Tenancy by the Entirety
Under G.L.c. 184, §7 it was decided in Fuss v. Fuss (No. 2), 373 Mass 445, 368 N.E.2d 276 (1977) that a deed to two persons as tenants by the entirety who were not married to each other would vest them with title as tenants in common. The logic was (i) the law presumes a tenancy in common, (ii) a joint tenancy can be created only with specific language stating that the parties are to hold jointly and (iii) a tenancy by the entirety can be held only as between married persons. The language employed in the deed in Fuss was "tenants by the entirety," and the court concluded that since the parties were unmarried they could not hold that way, and that since the deed did not specifically call for a joint tenancy they could not hold that way. That left tenancy in common as the only option.
However, in 1979, in response to Fuss the legislature amended G.L.c 184, §7 to provide:
A conveyance or devise of land to two persons as tenants by the entirety, who are not married to each other, shall create an estate in joint tenancy and not a tenancy in common.
The foregoing amendment, by its terms, applies only to conveyances and devises made after its effective date.

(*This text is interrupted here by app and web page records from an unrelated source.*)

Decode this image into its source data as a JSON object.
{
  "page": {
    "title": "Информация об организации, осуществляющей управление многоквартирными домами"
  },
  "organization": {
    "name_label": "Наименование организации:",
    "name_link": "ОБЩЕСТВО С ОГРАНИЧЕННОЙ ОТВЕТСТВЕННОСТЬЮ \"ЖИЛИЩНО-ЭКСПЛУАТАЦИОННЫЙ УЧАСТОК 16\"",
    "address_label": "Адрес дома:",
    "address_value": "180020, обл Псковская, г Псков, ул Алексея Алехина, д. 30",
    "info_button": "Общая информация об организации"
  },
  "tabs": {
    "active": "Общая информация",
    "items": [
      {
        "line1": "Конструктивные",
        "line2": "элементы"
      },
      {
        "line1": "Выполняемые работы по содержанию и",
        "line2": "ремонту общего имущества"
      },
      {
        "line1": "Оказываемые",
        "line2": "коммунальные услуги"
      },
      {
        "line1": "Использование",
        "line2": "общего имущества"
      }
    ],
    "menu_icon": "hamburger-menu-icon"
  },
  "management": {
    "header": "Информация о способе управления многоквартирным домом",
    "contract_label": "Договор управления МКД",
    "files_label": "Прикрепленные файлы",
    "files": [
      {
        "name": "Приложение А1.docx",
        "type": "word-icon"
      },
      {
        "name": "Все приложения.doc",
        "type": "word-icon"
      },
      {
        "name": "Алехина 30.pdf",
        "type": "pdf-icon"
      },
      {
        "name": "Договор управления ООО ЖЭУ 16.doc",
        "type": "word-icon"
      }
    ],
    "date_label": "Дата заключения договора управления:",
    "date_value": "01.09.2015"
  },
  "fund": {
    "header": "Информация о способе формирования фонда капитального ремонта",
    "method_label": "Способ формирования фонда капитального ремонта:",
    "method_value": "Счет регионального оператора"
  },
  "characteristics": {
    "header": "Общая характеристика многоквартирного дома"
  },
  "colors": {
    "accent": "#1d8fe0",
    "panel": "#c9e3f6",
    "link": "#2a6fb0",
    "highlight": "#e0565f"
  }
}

1 In Morris v. McCarty, 158 Mass. 11, 32 N.E. 938 (1893) a deed ran to two unmarried persons as "tenants by the entirety and not as tenants in common." The court stated that since the parties could not hold as tenants by the entirety, and since the deed excluded the possibility of title being held as tenants in common, the only remaining option, a joint tenancy, would arise.